In order to avoid the increased blood loss and tissue destruction of open spinal surgery, I insert pedicle screws percutaneously with tiny, minimally-invasive incisions off midline (see figure 6.) I’ll first identify the starting point of the pedicle using a fluoroscope (like an xray machine) and then will hammer in a large needle into the pedicle via the starting point. I can identify the correct starting point not only using imaging but also with the tactile feedback of the hard bone of the pedicle starting point. Once I’m happy with my position in the pedicle I’ll insert a long, rigid wire called a K-wire into the pedicle and will remove the needle. The pedicle is tapped to make a pilot hole and the screw is then inserted over the wire (see figure 7.) The nerve that exits the spine passes just below the pedicle so one potential complication of pedicle screw insertion is nerve injury resulting from improper positioning of the screw within the pedicle. In order to avoid this complication I always use electromyographic (EMG) monitoring in which the insertion needle and tap are stimulated with low-voltage electrical current. If the screw trajectory is too close to a nerve the current will stimulate the nerve, the corresponding muscles in the leg will twitch and I’ll be alerted to the problem so that I can plan a new trajectory. After the screws are inserted a rod is passed through the heads of the screw and locked in place. While some surgeons will try to get away with placing only unilateral screws, I always place bilateral pedicle screws (i.e. on both sides of the spine), as this is the gold standard for maximum spinal stabilization (see figure 8.) Finally, recall that the screws just serve as an internal brace to allow the bony fusion to occur. Theoretically we could remove the screws in a year after the fusion has healed but we almost never do this.

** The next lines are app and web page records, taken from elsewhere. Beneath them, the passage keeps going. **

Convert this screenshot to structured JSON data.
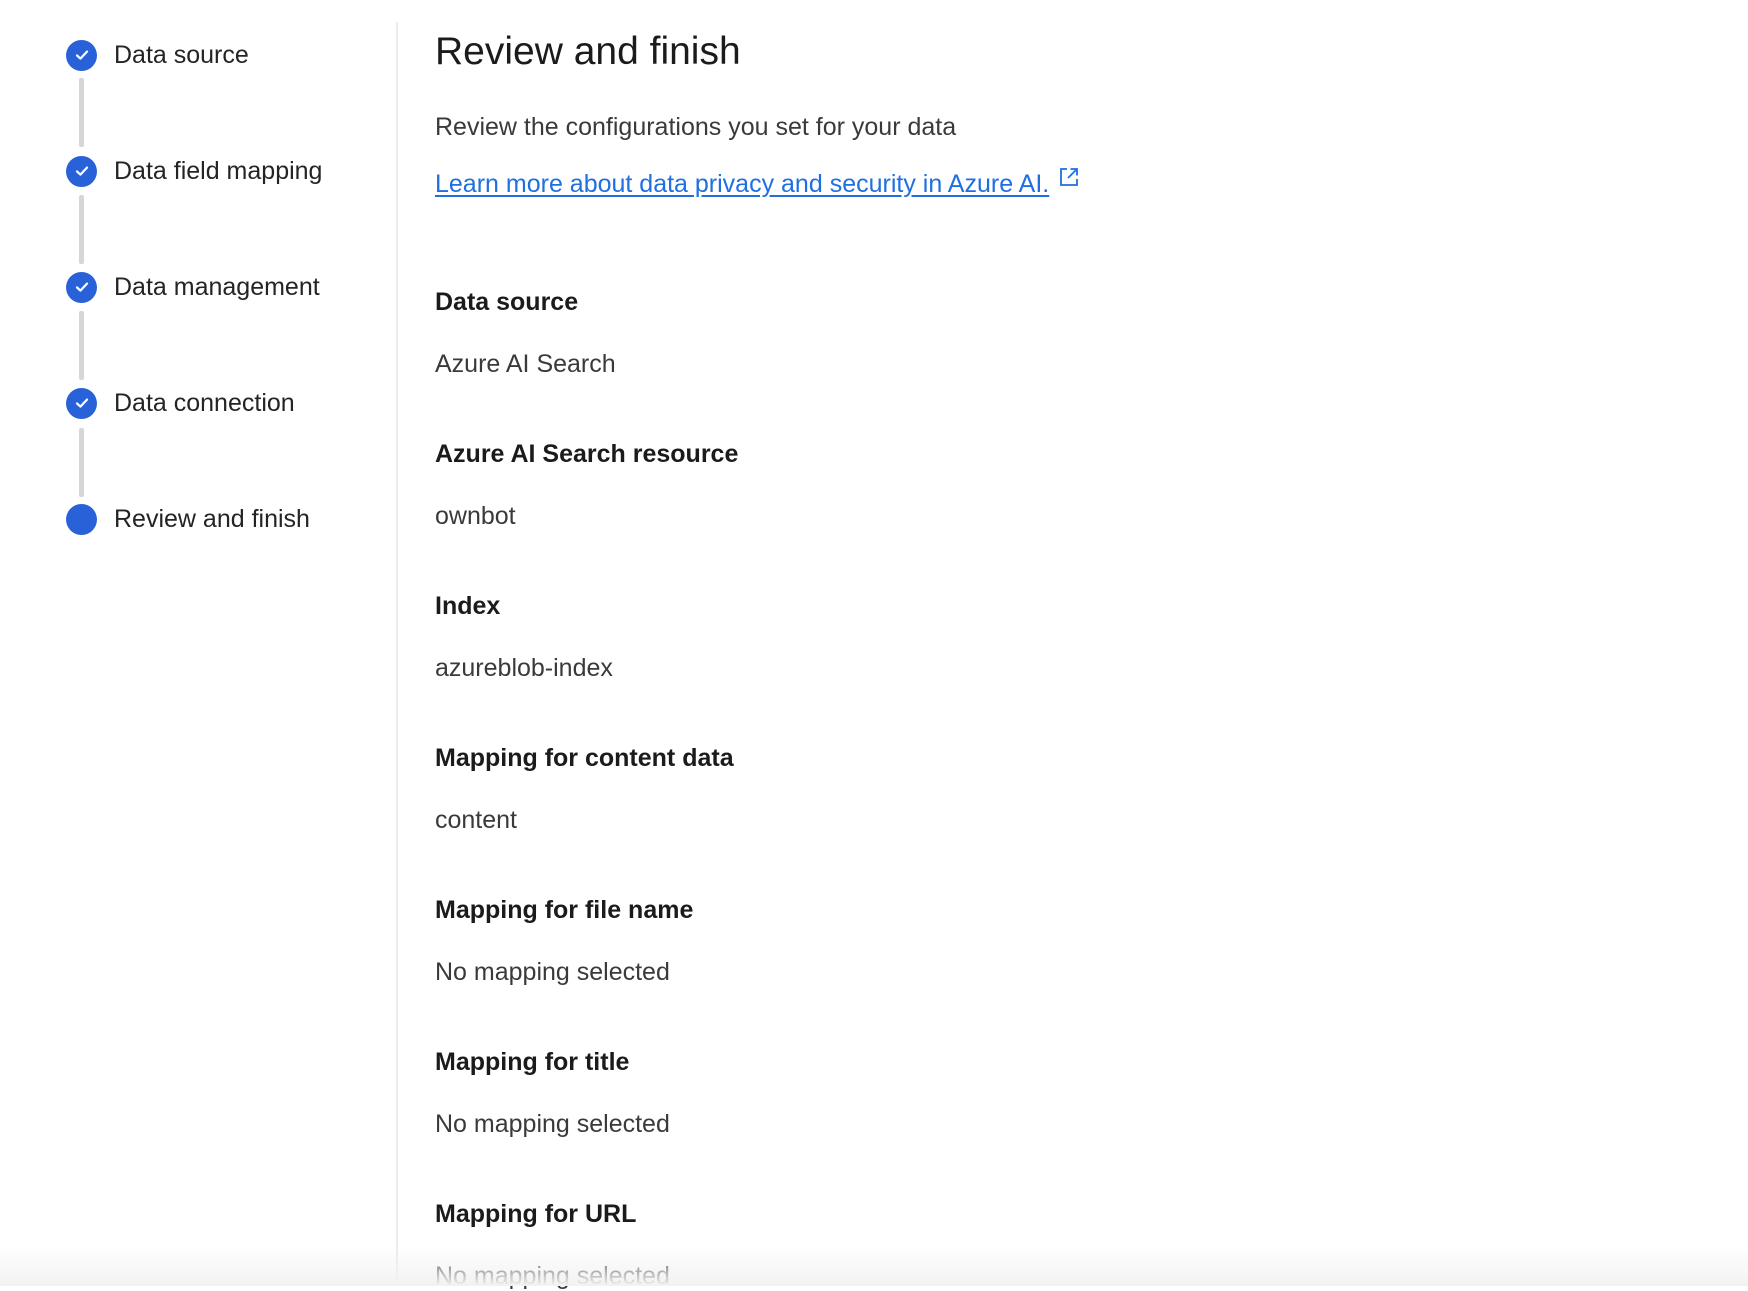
{
  "stepper": {
    "steps": [
      {
        "label": "Data source",
        "state": "completed"
      },
      {
        "label": "Data field mapping",
        "state": "completed"
      },
      {
        "label": "Data management",
        "state": "completed"
      },
      {
        "label": "Data connection",
        "state": "completed"
      },
      {
        "label": "Review and finish",
        "state": "current"
      }
    ]
  },
  "main": {
    "title": "Review and finish",
    "description": "Review the configurations you set for your data",
    "learn_more_link": "Learn more about data privacy and security in Azure AI.",
    "fields": [
      {
        "label": "Data source",
        "value": "Azure AI Search"
      },
      {
        "label": "Azure AI Search resource",
        "value": "ownbot"
      },
      {
        "label": "Index",
        "value": "azureblob-index"
      },
      {
        "label": "Mapping for content data",
        "value": "content"
      },
      {
        "label": "Mapping for file name",
        "value": "No mapping selected"
      },
      {
        "label": "Mapping for title",
        "value": "No mapping selected"
      },
      {
        "label": "Mapping for URL",
        "value": "No mapping selected"
      }
    ]
  },
  "colors": {
    "accent": "#2962d8",
    "link": "#1f6fe0",
    "connector": "#d6d6d6"
  },
  "icons": {
    "completed_step": "checkmark-icon",
    "external_link": "open-external-icon"
  }
}
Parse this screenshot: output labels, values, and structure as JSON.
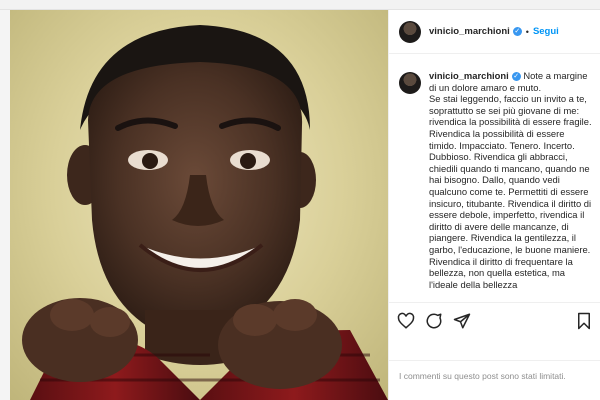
{
  "post": {
    "author": "vinicio_marchioni",
    "header_separator": "•",
    "follow_label": "Segui",
    "verified_icon": "check-icon",
    "caption_text": "Note a margine di un dolore amaro e muto.\nSe stai leggendo, faccio un invito a te, soprattutto se sei più giovane di me: rivendica la possibilità di essere fragile. Rivendica la possibilità di essere timido. Impacciato. Tenero. Incerto. Dubbioso. Rivendica gli abbracci, chiedili quando ti mancano, quando ne hai bisogno. Dallo, quando vedi qualcuno come te. Permettiti di essere insicuro, titubante. Rivendica il diritto di essere debole, imperfetto, rivendica il diritto di avere delle mancanze, di piangere. Rivendica la gentilezza, il garbo, l'educazione, le buone maniere. Rivendica il diritto di frequentare la bellezza, non quella estetica, ma l'ideale della bellezza",
    "comments_notice": "I commenti su questo post sono stati limitati."
  },
  "actions": {
    "like_icon": "heart-icon",
    "comment_icon": "comment-icon",
    "share_icon": "share-icon",
    "save_icon": "bookmark-icon"
  },
  "colors": {
    "accent": "#0095f6",
    "verified": "#3897f0",
    "text": "#262626",
    "muted": "#8e8e8e"
  }
}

Figure 7: 4 K-wires placed prior to placement of percutaneous pedicle screws for lumbar fusion (red wire). Note that wires and thus screws can be placed with the patient in the lateral position (in this case patient’s right side is up.)
Figure 8: Axial CT image (left) and schematic image (right) demonstrating bilateral pedicle screws traversing the lumbar pedicles. Source for schematic: DePuy Synthes
There are other types of posterior instrumentation that are used in the lumbar spine. These include interspinous clamps as well as facet screws. I don’t believe that these implants provide the same amount of stability as a bilateral pedicle screw construct and therefore I never use them. Not discussed here are specialized screws used in posterior cervical spine fusions called lateral mass screws (named for the part of the cervical vertebral body that they enter.) These are very similar to thoracic and lumbar pedicle screws (titanium, polyaxial heads, connected by rods passed through the heads) but are much smaller with a typical diameter of 3.5mm and a length of 12-14mm.
In summary, pedicle screws act as an internal brace to immobilize the spine so that a more robust bony fusion may occur. These screws can be safely inserted into the spine using minimally-invasive percutaneous techniques.
Thanks for reading!
J. Alex Thomas, M.D.
- Hasler CC: A brief overview of 100 years of history of surgical treatment for adolescent idiopathic scoliosis. J Child Orthop 7:57–62, 2013.
- Omeis I, DeMattia J a, Hillard VH, Murali R, Das K: History of instrumentation for stabilization of the subaxial cervical spine. Neurosurg Focus 16:E10, 2004.
- Kabins MB, Weinstein JN: The History of Vertebral Screw and Pedicle Screw Fixation. Iowa Orthop J 11:127–136, 1991.